Five Questions To Ask Yourself:

Now that you know the basics, it’s time to find the right driver for you, but tgw.com has so many to choose from, you might wonder where to start. The following five questions can quickly and efficiently narrow your options.

1. Do you want a driver that is adjustable?

Using only a wrench, golfers are now able to adjust the face angle, loft and lie angle without the help of their local club fitter—or having to buy a new club altogether. Golfers can alter the club dynamics to suit their desired ball flight or pick up a few additional yards of carry. Many manufacturers insist an adjustable driver gives you every advantage. However, others disagree, citing a more expensive price tag, additional weighting in less than ideal locations, and confusion about all the different setting combinations as reasons to play a traditional, non-adjustable driver.


2. Do you want a driver with an anti-slice option?

Most golfers slice the ball, especially off the tee. Manufacturers have addressed this problem in the past by introducing anti-slice, or draw versions of their standard drivers, but with adjustable drivers now so much part of the golf landscape, and the fact that you can close the face as much as 3° on some of these adjustable drivers to correct your slice, draw drivers aren’t being manufactured at the same rate.

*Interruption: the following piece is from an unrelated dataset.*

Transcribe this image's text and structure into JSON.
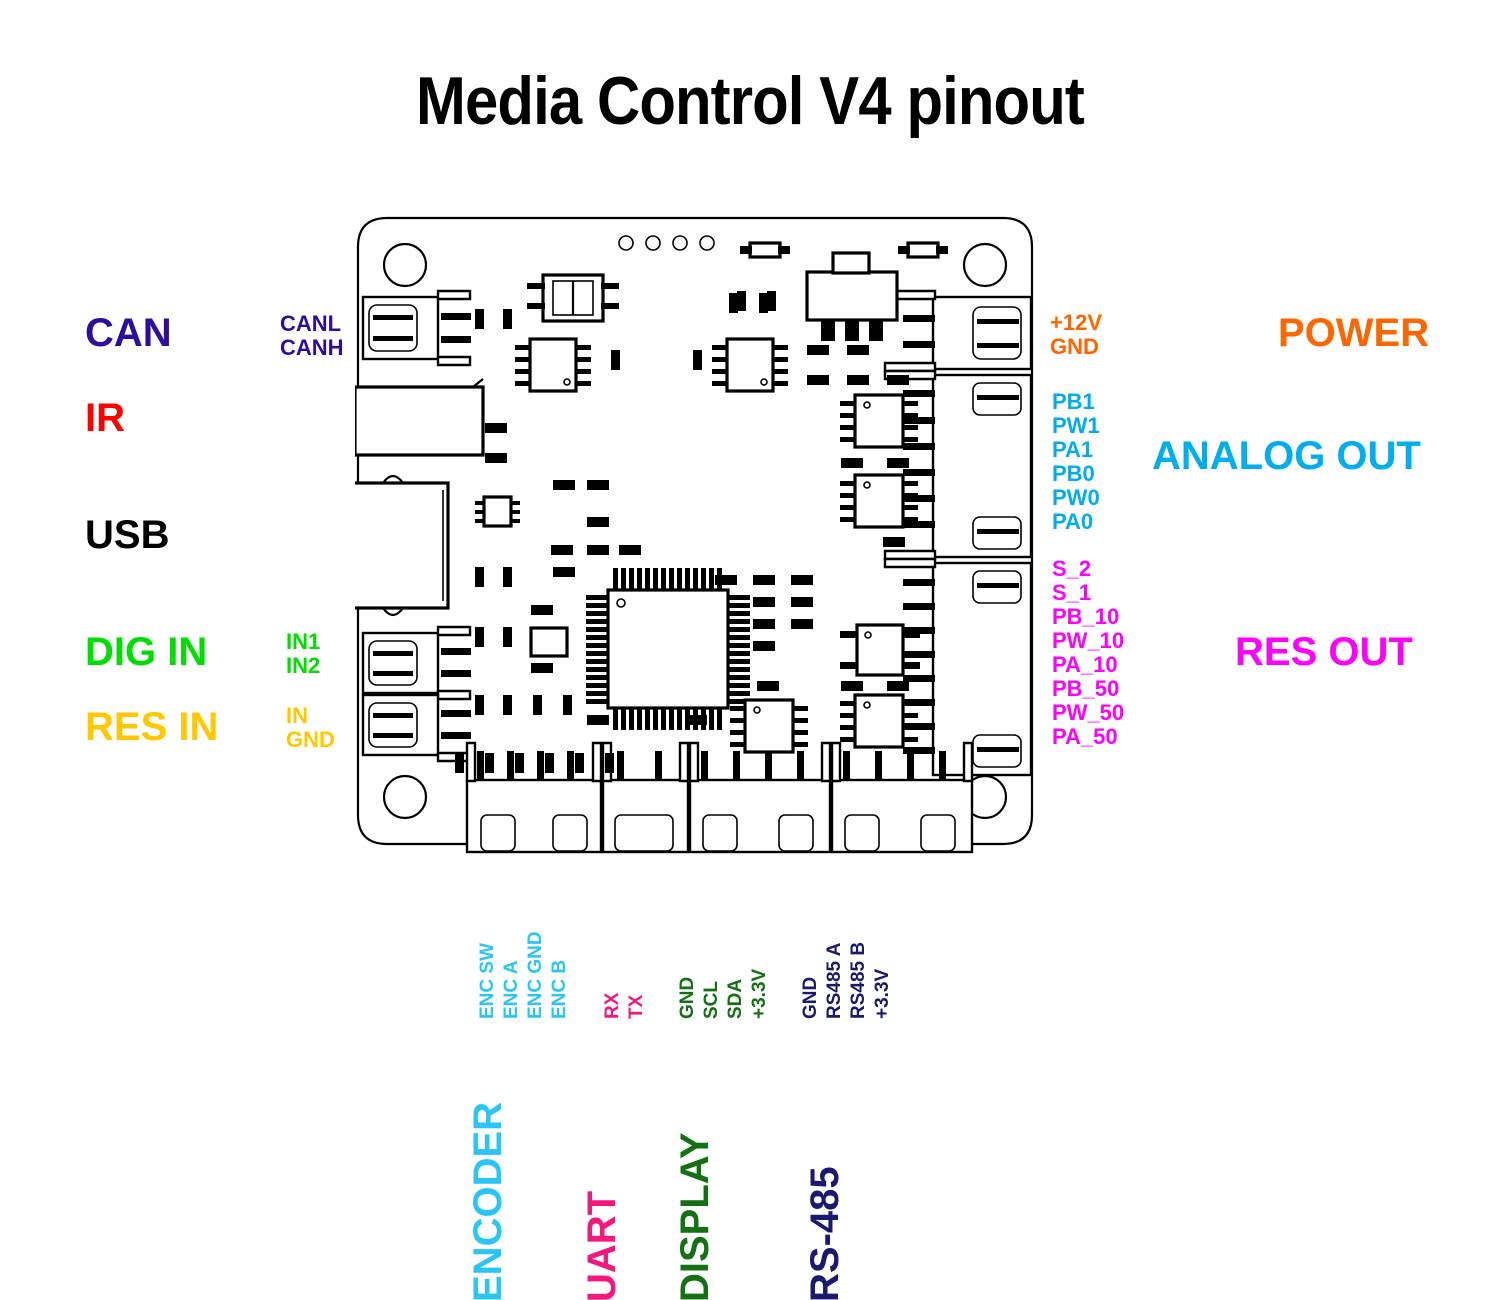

However, for those who are constantly fighting a slice, we stock many drivers that can cure this ailment.


3. Do you want a standard or Tour Preferred driver?

You may also run across “tour” drivers on our site, but these clubs are designed for pros or amateurs with exceptional ball-striking ability who can effectively shape their shots using clubs that are set dead square (or slightly open or closed), and are equipped with shafts that help keep the ball lower. The average golfer will be better served using standard drivers with larger sweetspots for more forgiveness, more closed faces (to combat slices) and shafts that help get the ball airborne. The idea of playing a tour club might be appealing, but unless you’re an exceptional golfer, the results won’t be.


4. Do you want a custom-fit driver?

Many golfers think they’re not good enough to get custom-fit clubs, that the flaws in their swing will override any potential benefits of clubs built just for them, but fitters say the reason many players hit it sideways is because they haven’t been custom-fit. Trying to swing golf clubs whose length, weight, lie angle, shaft flex or grip size don’t match the body encourages players to make unnatural compensations that prevent them from developing proper mechanics. Choosing this type of driver will cost you a little more time and money, but it ensures you’ll get a perfectly-fit driver.


5. How much do I want to spend?

Your budget plays a part in dictating the club you choose. The most expensive club may or may not be the right one for you. Very few golfers can fill their bags entirely with premium clubs. The goal should be finding clubs that feel the best and enable you to perform at the highest level. Remember, tgw.com extends a 30-Day Playability Guarantee on many of our clubs, so if you buy one you’re unhappy with, you can return it and select one that works for you.


Shafts:

Drivers are equipped with graphite shafts usually offered in different flexes. For the majority of golfers, the shaft included with the driver will work just fine. Weight is what you’ll want to pay attention to. You don’t want a shaft that’s too heavy. As far as flex, if your drives carry between 230-250 yards, a regular flex is best for your game. If your drives carry any more or any less than that yardage range, you’ll need to adjust your flex to stiff or senior/ladies, respectively.